Mad bunny (bad money)
Mean as custard (keen as mustard)
Mend the sail (send the mail)
My zips are lipped (my lips are zipped)
Nasal hut (hazelnut)
Nicking your pose (picking your nose)
No tails (toenails)
Pit nicking (nitpicking)
Plaster man (master plan)
Pleating and humming (heating and plumbing)
Ready as a stock (steady as a rock)
Rental deceptionist (dental receptionist)
Roaring with pain (pouring with rain)
Sale of two titties (Tale of Two Cities)

Sealing the hick (healing the sick)
Shake a tower (take a shower)
Sir Stifford Crapps (Sir Stafford Cripps)
Soppy cheese (choppy seas)
Soul of ballad (bowl of salad)
Tease my ears (ease my tears)
The rutting season for tea cosies (the cutting season for tea-roses)
This is the pun fart (this is the fun part)
Tons of soil (sons of toil)
Too titty to be a preacher (too pretty to be a teacher)
Trail snacks (snail tracks)
Wave the sails (save the whales)

Gary Martin is a writer and researcher on the origins of phrases and the creator of the Phrase Finder website. Over the past 26 years more than 700 million of his pages have been downloaded by readers. He is one of the most popular and trusted sources of information on phrases and idioms.

Gary Martin

Writer and researcher on the origins of phrases and the creator of the Phrase Finder website. Over the past 26 years more than 700 million of his pages have been downloaded by readers.
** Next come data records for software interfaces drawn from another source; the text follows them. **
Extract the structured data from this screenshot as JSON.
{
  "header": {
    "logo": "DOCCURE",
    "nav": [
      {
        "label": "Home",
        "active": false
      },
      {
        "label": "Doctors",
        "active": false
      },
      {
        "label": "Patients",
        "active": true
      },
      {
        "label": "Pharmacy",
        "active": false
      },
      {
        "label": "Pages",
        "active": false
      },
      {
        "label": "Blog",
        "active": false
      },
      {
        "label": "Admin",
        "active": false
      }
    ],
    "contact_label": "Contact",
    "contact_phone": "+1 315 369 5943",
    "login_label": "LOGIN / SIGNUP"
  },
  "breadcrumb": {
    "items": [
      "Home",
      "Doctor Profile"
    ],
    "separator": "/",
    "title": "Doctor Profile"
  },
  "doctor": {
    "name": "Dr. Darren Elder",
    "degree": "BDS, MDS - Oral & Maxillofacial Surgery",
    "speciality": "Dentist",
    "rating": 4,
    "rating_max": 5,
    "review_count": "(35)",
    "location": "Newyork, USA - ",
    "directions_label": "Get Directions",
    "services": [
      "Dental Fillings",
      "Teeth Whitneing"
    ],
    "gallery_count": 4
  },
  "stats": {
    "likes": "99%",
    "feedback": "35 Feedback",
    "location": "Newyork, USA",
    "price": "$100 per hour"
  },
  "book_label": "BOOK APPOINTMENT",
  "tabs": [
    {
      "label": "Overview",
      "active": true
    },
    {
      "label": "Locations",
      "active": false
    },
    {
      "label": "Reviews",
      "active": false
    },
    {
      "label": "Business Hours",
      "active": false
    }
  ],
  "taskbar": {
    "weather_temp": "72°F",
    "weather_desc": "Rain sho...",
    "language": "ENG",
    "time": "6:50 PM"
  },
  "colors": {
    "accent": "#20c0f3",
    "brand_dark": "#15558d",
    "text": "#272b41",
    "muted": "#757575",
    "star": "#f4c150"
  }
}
He is one of the most popular and trusted sources of information on phrases and idioms.